When I first talk with clients about standing up a Twitter account, invariably the question of “can we make it private?” comes up. Maybe they’re considering Twitter as a crisis communications tool limited to employees only, or perhaps they’re skittish about dealing with criticism from a public forum. After explaining to them that making a business-oriented Twitter account private is neither an effective nor trustworthy way of using the channel, I also elaborate on why privacy on Twitter is an illusion.

A private, or “protected”, Twitter account means your tweets can only be seen by followers you approve. Your tweets won’t show up in search results (either in Twitter or third-party tools), and they can’t be retweeted (quoted) by anyone who follows you. It doesn’t however, stop your followers from copying and pasting your tweets into their own posts, but the same could be said for any type of social networking account with varying levels of privacy.

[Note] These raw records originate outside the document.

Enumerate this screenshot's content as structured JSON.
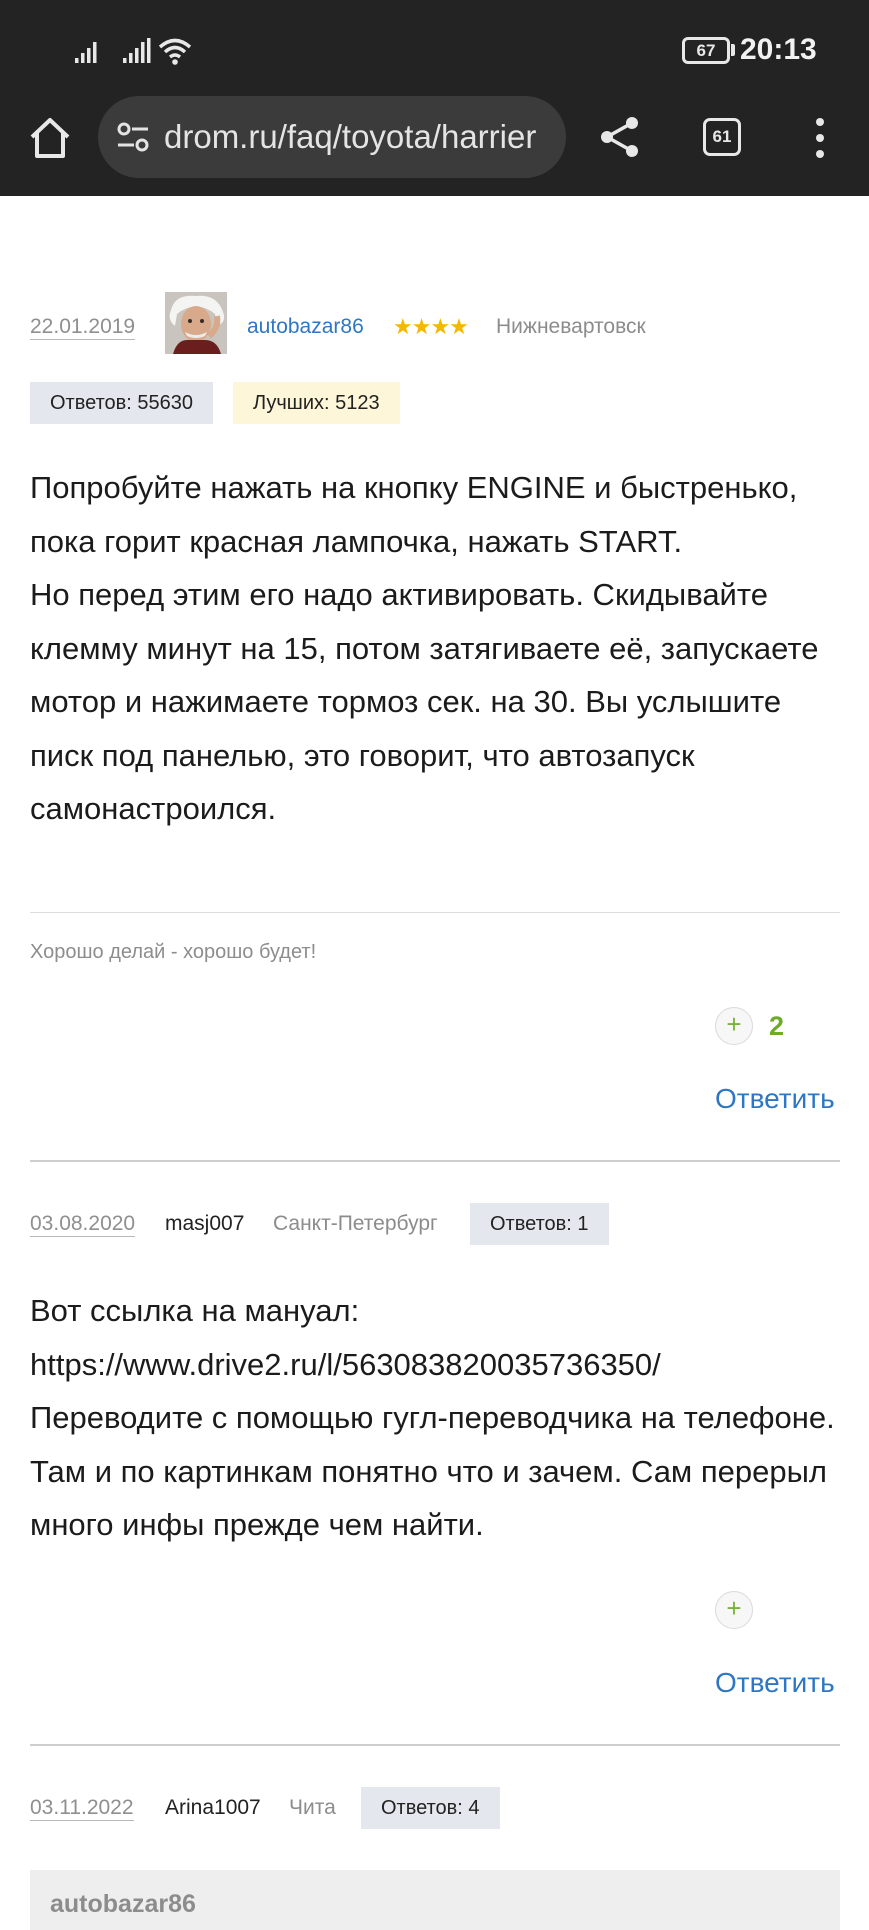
{
  "status_bar": {
    "battery": "67",
    "time": "20:13"
  },
  "browser": {
    "url": "drom.ru/faq/toyota/harrier",
    "tab_count": "61"
  },
  "answers": [
    {
      "date": "22.01.2019",
      "user": "autobazar86",
      "stars": "★★★★",
      "city": "Нижневартовск",
      "answers_count": "Ответов: 55630",
      "best_count": "Лучших: 5123",
      "paragraphs": [
        "Попробуйте нажать на кнопку ENGINE и быстренько, пока горит красная лампочка, нажать START.",
        "Но перед этим его надо активировать. Скидывайте клемму минут на 15, потом затягиваете её, запускаете мотор и нажимаете тормоз сек. на 30. Вы услышите писк под панелью, это говорит, что автозапуск самонастроился."
      ],
      "signature": "Хорошо делай - хорошо будет!",
      "plus": "+",
      "votes": "2",
      "reply": "Ответить"
    },
    {
      "date": "03.08.2020",
      "user": "masj007",
      "city": "Санкт-Петербург",
      "answers_count": "Ответов: 1",
      "paragraphs": [
        "Вот ссылка на мануал:",
        "https://www.drive2.ru/l/563083820035736350/",
        "Переводите с помощью гугл-переводчика на телефоне. Там и по картинкам понятно что и зачем. Сам перерыл много инфы прежде чем найти."
      ],
      "plus": "+",
      "reply": "Ответить"
    },
    {
      "date": "03.11.2022",
      "user": "Arina1007",
      "city": "Чита",
      "answers_count": "Ответов: 4",
      "quote_user": "autobazar86"
    }
  ],
  "colors": {
    "link": "#2e77c4",
    "vote_green": "#6eab2b",
    "chrome_bg": "#232323",
    "star": "#f4b800"
  }
}
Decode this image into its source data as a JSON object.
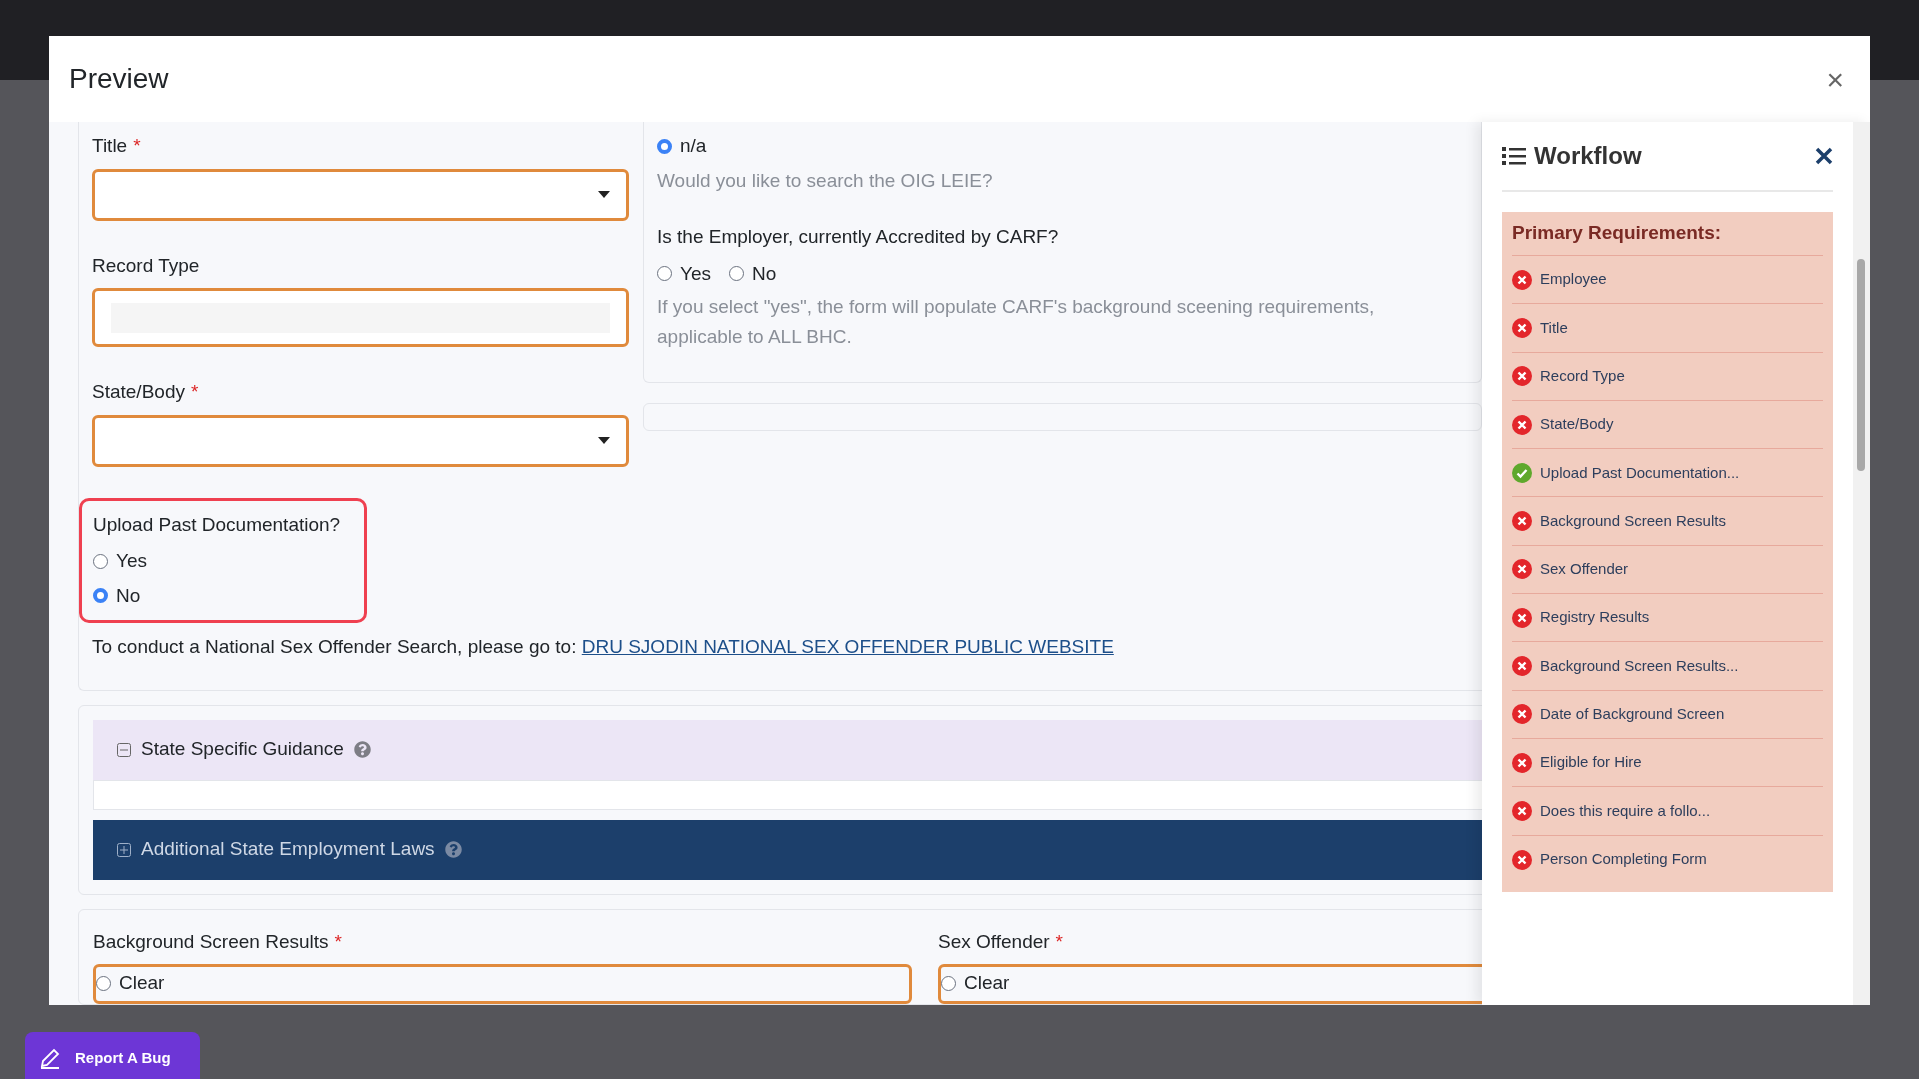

So why are Twitter’s privacy settings less substantial? Let’s use Facebook as a comparison.

The walls are thinner. Protected tweets apply only to your timeline. If you have a conversation with someone whose account is public, outside observers can see their half of the discussion. Depending on the context, it could be quite easy to fill in the blanks. In addition, protected accounts still allow others to see who you’re following and who’s following you; outsiders could study your connections to learn more about you. Conversations within Facebook are somewhat more closed: as long as your privacy settings are configured correctly, people you’re not friends with can’t see when your friends comment on your wall posts. Also, Facebook’s settings allow you to block the list of your friends from those not in your network, so they can’t see who you’re connected to.

The audience is larger. Facebook has an upper bound of 5000 friends per standard account. If you’ve allowed someone to view your protected tweets, and they either have a dialog with you or post your content via copy-and-paste, those messages could potentially reach an audience of millions very quickly.

The privacy settings are more austere. You can either protect your tweets or make them public. That’s it. No friends-only, friends-of-friends, or any custom settings in between.

I think dispelling the illusion of privacy in protected Twitter accounts is helpful, not just from a business perspective, but also for folks who want to keep their tweets behind sealed walls. The best practice is to always assume you’re speaking in a public space, so be mindful of your privacy on Twitter by understanding what can be shared about you.